The scores on our Ratings Tables for “advice on options and costs” will help you identify agents who will work hard to get you good prices. 

Unfortunately, this is an area where there can be substantial variability. When we have tested agencies, we sometimes found very little agency-to-agency price variation, and very little difference between the prices the agencies found and the best prices we found on the Web or received directly from airlines and hotels. But we occasionally found big differences for exactly the same flight, hotel stay, or other service—sometimes more than $1,000 on international flights and hundreds of dollars for a few days at the same hotel. 

Your agent should not be biased toward suppliers that favor them. Agencies may get higher—or more reliably paid—commissions from some travel suppliers than from others. Unless you’ve expressed a preference for a particular hotel chain, be concerned if your agent keeps steering you to one chain or supplier. 

Your agent should help you find the best airfares and hotels—including smaller hotels and bed and breakfasts. Because tracking down the best airfares and hotel vacancies can take a lot of time and energy, some agents let customers do this kind of heavy lifting themselves. 

In general, you want an agent who uses various cost-saving tactics, including shopping for “consolidator” airfares, and who locates hotels offering special promotions. 

Of course, one aspect of price is an agent’s own fees. Find out in advance the amount of fees, and press for details. For example, if it costs $35 to book an airplane ticket, find out whether that covers the complete trip, including stopovers, and if the per-passenger fee is less for booking multiple fliers on the same itinerary. Also, because many agencies charge $100 an hour or more for research, make sure you understand when you’ll be charged the hourly rate rather than a fee for each service. 

If you own a business and book your own travel, or travel often, consider opening a corporate/business account with an agency. Because airlines do pay commissions for corporate travel, the fee structure with travel agencies is much different than for individual consumers. Many agencies charge no fees to business clients. 3 
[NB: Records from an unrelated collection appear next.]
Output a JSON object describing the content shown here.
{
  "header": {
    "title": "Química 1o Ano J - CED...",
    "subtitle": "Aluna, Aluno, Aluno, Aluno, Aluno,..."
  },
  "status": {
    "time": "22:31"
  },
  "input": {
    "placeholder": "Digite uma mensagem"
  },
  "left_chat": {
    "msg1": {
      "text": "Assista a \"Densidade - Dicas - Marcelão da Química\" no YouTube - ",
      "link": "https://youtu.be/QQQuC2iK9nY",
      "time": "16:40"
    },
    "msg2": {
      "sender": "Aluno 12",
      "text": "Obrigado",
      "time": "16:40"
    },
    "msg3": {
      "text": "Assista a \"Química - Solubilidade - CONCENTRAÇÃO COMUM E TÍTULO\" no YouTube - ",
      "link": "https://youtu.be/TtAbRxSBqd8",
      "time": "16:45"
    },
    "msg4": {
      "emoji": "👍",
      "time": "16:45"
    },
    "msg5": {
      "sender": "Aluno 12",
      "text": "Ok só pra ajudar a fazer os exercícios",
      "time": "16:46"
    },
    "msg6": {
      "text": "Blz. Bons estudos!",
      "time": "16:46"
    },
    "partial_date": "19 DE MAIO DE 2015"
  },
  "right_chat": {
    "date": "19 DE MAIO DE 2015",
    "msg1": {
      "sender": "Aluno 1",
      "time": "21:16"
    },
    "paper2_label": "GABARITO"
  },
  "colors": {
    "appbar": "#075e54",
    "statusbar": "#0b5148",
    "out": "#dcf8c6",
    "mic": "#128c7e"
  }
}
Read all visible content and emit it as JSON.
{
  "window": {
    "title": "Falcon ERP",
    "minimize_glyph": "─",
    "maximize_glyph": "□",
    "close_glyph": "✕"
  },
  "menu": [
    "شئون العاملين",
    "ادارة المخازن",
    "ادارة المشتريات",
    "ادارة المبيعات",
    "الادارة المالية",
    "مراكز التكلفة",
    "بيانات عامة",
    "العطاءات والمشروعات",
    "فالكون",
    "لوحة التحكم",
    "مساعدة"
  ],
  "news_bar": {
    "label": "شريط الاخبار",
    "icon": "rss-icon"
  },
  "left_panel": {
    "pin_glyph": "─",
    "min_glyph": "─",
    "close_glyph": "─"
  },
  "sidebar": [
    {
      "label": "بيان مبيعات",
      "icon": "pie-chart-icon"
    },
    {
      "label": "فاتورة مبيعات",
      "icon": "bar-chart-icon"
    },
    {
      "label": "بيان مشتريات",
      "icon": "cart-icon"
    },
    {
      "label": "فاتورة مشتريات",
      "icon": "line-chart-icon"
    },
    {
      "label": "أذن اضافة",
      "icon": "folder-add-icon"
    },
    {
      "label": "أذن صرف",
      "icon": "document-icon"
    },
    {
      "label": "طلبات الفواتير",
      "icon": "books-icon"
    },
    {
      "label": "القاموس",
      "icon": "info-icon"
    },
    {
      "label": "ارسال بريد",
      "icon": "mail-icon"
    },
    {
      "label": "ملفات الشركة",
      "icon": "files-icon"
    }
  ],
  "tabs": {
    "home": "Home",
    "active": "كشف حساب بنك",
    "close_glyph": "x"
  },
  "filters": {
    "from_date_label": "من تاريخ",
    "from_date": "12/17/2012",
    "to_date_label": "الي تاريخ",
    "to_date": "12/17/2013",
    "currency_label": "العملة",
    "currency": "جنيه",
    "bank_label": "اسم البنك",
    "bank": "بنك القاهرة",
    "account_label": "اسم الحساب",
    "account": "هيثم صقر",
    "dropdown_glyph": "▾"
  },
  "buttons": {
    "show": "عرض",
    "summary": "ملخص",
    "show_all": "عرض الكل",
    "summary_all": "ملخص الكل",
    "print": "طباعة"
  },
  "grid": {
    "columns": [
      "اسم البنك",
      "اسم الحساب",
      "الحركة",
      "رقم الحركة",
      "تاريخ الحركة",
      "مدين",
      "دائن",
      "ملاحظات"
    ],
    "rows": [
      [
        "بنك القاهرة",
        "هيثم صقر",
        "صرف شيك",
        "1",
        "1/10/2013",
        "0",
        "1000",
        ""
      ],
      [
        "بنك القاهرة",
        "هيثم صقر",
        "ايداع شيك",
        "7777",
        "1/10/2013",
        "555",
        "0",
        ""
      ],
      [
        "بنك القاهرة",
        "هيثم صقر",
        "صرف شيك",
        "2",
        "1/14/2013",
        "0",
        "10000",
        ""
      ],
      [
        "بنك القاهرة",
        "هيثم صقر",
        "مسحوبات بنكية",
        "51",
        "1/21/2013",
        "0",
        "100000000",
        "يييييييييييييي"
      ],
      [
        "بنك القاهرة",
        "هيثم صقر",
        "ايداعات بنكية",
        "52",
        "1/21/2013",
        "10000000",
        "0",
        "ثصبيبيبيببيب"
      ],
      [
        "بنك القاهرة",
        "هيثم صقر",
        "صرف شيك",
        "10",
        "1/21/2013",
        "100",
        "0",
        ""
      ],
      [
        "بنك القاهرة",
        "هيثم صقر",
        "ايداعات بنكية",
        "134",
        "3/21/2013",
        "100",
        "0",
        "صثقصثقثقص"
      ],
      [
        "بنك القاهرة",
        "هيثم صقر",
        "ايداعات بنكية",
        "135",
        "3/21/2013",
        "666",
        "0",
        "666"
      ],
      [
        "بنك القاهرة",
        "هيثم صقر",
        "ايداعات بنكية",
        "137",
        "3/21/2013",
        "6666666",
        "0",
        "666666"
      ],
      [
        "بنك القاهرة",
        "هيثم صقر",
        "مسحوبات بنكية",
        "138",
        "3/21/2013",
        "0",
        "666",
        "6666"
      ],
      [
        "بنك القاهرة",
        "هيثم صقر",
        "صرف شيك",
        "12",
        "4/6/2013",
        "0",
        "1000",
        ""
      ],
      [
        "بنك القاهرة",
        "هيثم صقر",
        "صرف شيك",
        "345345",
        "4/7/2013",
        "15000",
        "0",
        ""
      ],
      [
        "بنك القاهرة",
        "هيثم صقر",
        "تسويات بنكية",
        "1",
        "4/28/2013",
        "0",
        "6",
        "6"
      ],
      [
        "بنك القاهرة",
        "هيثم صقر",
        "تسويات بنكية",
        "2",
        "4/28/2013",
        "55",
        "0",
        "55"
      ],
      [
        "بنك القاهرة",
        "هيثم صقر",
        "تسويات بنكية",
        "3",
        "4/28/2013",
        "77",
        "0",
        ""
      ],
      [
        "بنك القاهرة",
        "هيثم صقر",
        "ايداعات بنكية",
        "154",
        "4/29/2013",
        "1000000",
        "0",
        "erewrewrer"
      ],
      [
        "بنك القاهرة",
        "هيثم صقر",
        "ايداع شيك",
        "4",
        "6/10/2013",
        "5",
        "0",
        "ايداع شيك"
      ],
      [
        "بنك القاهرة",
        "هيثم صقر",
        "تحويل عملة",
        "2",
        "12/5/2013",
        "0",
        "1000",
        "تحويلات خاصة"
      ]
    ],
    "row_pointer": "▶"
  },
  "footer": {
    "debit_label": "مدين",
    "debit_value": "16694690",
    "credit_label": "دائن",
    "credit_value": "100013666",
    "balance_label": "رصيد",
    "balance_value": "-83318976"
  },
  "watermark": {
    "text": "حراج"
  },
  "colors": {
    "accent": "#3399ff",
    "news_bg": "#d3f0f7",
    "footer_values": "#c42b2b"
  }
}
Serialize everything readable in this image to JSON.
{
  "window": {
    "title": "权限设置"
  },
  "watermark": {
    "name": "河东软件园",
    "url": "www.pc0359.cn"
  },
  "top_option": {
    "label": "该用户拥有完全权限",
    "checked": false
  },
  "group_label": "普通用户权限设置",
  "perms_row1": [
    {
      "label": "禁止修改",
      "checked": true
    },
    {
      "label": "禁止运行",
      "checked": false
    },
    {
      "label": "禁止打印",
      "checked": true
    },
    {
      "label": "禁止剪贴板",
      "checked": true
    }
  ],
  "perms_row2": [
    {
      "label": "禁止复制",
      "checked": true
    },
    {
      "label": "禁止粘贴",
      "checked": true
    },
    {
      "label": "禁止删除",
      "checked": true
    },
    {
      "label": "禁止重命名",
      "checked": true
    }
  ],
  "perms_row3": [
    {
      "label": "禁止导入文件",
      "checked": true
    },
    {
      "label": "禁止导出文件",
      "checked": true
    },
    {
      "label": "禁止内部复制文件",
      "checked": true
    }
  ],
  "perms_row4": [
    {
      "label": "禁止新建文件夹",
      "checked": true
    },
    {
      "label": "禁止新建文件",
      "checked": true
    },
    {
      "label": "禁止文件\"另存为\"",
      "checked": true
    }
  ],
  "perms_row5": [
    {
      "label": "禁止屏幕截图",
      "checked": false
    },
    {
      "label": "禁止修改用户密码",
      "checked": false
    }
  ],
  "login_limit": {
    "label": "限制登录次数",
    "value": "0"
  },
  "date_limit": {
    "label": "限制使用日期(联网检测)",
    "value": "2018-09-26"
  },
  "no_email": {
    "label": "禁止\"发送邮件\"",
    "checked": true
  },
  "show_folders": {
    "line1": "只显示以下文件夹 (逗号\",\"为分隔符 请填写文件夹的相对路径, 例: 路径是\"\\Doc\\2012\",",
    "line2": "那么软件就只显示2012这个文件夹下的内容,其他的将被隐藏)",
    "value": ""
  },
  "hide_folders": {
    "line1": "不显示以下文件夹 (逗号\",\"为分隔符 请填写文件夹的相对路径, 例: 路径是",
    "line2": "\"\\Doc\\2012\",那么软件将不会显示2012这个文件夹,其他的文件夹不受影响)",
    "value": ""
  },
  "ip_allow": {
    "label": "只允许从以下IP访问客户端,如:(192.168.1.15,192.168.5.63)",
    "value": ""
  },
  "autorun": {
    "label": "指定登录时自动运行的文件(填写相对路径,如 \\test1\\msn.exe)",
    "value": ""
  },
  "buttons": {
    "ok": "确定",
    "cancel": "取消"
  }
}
Extra Advice:
Tips for Working with a Travel Agent 

Here are some pointers for getting the most out of any agency— 

  • Unless you really can’t stand it, perform at least some research on your own. Knowing the basics—including information about available deals—will help you determine if you’re dealing with an incompetent or lazy agent. 
  • Shop on your own if your flight requirements are complex. Shopping may also turn up package deals agents may not be aware of. 
  • If you know exactly what flight, hotel, cruise, or other services you want, and if the service provider pays commissions, consider doing your agent a favor by letting him or her book the trip. (Obviously, you won’t want to do an agent any favors unless he or she acknowledges them by dropping their fees.) Giving an easy commission to an agent should build goodwill that might result in lower fees later on, when you actually need the agent’s expertise. In some situations, of course, booking through an agent may not be a good idea—for example, if you can qualify directly for a hotel rate that isn’t available if booked through an agent. 
  • Even if you regularly rely on one agent, consider using a different agent for trips that require special expertise. For example, if you’re going to China and your regular agency has little expertise on areas you plan to visit, contact an agency that knows the territory. 
  • Let your agent know that you sometimes check other options, so the agent doesn’t become complacent. 
  • Beware of low-priced suppliers neither you nor your agent has heard of. They may be scams or have significant strings attached. 
  • Pay by credit card. If you have a problem you can protest the charge with your credit card company. 

Extra Advice:
Don’t Miss Out on Our Tips on Saving on Travel 

A good travel agent can be a valuable consultant in deciding where to go, when to go there, and what to do once you arrive. But because agencies charge fees for most services, doing your own booking legwork is likely to save you money—if you do it right. Here are several CHECKBOOK articles that include money-saving tips, resources, and helpful websites. 

Go to Ratings of 29 Chicago Area Travel Agencies Back to top